| What to produce |
Please give every entry again, exactly as it reads.

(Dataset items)

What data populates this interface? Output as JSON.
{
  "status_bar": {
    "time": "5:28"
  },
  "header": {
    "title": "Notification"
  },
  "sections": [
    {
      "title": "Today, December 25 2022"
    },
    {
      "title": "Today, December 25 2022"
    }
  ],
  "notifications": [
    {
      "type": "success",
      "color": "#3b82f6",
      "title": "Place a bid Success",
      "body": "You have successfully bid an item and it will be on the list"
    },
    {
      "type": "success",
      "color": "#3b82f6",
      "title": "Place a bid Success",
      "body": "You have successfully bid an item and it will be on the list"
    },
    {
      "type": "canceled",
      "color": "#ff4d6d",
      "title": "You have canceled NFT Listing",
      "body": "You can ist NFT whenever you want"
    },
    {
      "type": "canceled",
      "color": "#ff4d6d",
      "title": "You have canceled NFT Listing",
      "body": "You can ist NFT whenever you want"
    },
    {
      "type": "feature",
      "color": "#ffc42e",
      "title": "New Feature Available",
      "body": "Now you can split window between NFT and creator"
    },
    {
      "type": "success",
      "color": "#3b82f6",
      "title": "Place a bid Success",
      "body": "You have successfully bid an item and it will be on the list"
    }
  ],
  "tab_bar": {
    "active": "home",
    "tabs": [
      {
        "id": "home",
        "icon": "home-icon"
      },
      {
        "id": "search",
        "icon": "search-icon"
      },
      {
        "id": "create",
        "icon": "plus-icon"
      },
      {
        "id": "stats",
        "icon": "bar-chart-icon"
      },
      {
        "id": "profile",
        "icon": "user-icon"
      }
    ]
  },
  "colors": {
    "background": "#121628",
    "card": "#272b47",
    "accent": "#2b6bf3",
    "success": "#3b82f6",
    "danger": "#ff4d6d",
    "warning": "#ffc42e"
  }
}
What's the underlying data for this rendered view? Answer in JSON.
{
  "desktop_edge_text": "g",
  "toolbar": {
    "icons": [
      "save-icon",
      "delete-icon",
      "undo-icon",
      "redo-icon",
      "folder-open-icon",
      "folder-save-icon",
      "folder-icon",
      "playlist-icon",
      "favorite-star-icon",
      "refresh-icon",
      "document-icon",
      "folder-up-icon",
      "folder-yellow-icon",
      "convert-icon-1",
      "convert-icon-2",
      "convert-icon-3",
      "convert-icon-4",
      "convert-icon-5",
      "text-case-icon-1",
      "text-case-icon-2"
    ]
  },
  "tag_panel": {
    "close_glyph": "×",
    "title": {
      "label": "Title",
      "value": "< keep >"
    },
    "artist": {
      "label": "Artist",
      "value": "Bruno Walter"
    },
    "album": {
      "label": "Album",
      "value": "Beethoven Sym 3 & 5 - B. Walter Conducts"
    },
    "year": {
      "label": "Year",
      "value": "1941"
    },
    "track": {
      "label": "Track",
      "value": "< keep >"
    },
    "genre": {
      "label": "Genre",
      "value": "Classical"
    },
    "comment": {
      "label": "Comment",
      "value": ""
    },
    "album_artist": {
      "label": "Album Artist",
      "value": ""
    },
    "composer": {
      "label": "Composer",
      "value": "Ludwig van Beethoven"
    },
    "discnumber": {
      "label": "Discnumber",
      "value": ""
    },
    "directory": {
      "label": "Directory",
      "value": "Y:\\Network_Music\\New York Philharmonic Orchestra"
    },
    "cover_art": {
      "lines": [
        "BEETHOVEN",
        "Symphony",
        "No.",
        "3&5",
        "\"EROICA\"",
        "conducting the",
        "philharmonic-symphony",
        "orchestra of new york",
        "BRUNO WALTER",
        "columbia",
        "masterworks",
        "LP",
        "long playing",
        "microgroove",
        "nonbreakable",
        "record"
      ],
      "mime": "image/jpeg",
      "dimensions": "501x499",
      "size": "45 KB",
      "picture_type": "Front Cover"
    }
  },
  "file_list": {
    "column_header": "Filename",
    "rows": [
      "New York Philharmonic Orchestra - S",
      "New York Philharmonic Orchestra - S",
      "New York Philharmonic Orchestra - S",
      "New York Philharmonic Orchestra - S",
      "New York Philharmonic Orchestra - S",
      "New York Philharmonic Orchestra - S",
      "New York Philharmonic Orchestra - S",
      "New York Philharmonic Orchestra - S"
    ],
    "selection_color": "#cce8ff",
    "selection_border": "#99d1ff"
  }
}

| Worked solution |
What data populates this interface? Output as JSON.
{
  "status_bar": {
    "time": "5:28"
  },
  "header": {
    "title": "Notification"
  },
  "sections": [
    {
      "title": "Today, December 25 2022"
    },
    {
      "title": "Today, December 25 2022"
    }
  ],
  "notifications": [
    {
      "type": "success",
      "color": "#3b82f6",
      "title": "Place a bid Success",
      "body": "You have successfully bid an item and it will be on the list"
    },
    {
      "type": "success",
      "color": "#3b82f6",
      "title": "Place a bid Success",
      "body": "You have successfully bid an item and it will be on the list"
    },
    {
      "type": "canceled",
      "color": "#ff4d6d",
      "title": "You have canceled NFT Listing",
      "body": "You can ist NFT whenever you want"
    },
    {
      "type": "canceled",
      "color": "#ff4d6d",
      "title": "You have canceled NFT Listing",
      "body": "You can ist NFT whenever you want"
    },
    {
      "type": "feature",
      "color": "#ffc42e",
      "title": "New Feature Available",
      "body": "Now you can split window between NFT and creator"
    },
    {
      "type": "success",
      "color": "#3b82f6",
      "title": "Place a bid Success",
      "body": "You have successfully bid an item and it will be on the list"
    }
  ],
  "tab_bar": {
    "active": "home",
    "tabs": [
      {
        "id": "home",
        "icon": "home-icon"
      },
      {
        "id": "search",
        "icon": "search-icon"
      },
      {
        "id": "create",
        "icon": "plus-icon"
      },
      {
        "id": "stats",
        "icon": "bar-chart-icon"
      },
      {
        "id": "profile",
        "icon": "user-icon"
      }
    ]
  },
  "colors": {
    "background": "#121628",
    "card": "#272b47",
    "accent": "#2b6bf3",
    "success": "#3b82f6",
    "danger": "#ff4d6d",
    "warning": "#ffc42e"
  }
}
What's the underlying data for this rendered view? Answer in JSON.
{
  "desktop_edge_text": "g",
  "toolbar": {
    "icons": [
      "save-icon",
      "delete-icon",
      "undo-icon",
      "redo-icon",
      "folder-open-icon",
      "folder-save-icon",
      "folder-icon",
      "playlist-icon",
      "favorite-star-icon",
      "refresh-icon",
      "document-icon",
      "folder-up-icon",
      "folder-yellow-icon",
      "convert-icon-1",
      "convert-icon-2",
      "convert-icon-3",
      "convert-icon-4",
      "convert-icon-5",
      "text-case-icon-1",
      "text-case-icon-2"
    ]
  },
  "tag_panel": {
    "close_glyph": "×",
    "title": {
      "label": "Title",
      "value": "< keep >"
    },
    "artist": {
      "label": "Artist",
      "value": "Bruno Walter"
    },
    "album": {
      "label": "Album",
      "value": "Beethoven Sym 3 & 5 - B. Walter Conducts"
    },
    "year": {
      "label": "Year",
      "value": "1941"
    },
    "track": {
      "label": "Track",
      "value": "< keep >"
    },
    "genre": {
      "label": "Genre",
      "value": "Classical"
    },
    "comment": {
      "label": "Comment",
      "value": ""
    },
    "album_artist": {
      "label": "Album Artist",
      "value": ""
    },
    "composer": {
      "label": "Composer",
      "value": "Ludwig van Beethoven"
    },
    "discnumber": {
      "label": "Discnumber",
      "value": ""
    },
    "directory": {
      "label": "Directory",
      "value": "Y:\\Network_Music\\New York Philharmonic Orchestra"
    },
    "cover_art": {
      "lines": [
        "BEETHOVEN",
        "Symphony",
        "No.",
        "3&5",
        "\"EROICA\"",
        "conducting the",
        "philharmonic-symphony",
        "orchestra of new york",
        "BRUNO WALTER",
        "columbia",
        "masterworks",
        "LP",
        "long playing",
        "microgroove",
        "nonbreakable",
        "record"
      ],
      "mime": "image/jpeg",
      "dimensions": "501x499",
      "size": "45 KB",
      "picture_type": "Front Cover"
    }
  },
  "file_list": {
    "column_header": "Filename",
    "rows": [
      "New York Philharmonic Orchestra - S",
      "New York Philharmonic Orchestra - S",
      "New York Philharmonic Orchestra - S",
      "New York Philharmonic Orchestra - S",
      "New York Philharmonic Orchestra - S",
      "New York Philharmonic Orchestra - S",
      "New York Philharmonic Orchestra - S",
      "New York Philharmonic Orchestra - S"
    ],
    "selection_color": "#cce8ff",
    "selection_border": "#99d1ff"
  }
}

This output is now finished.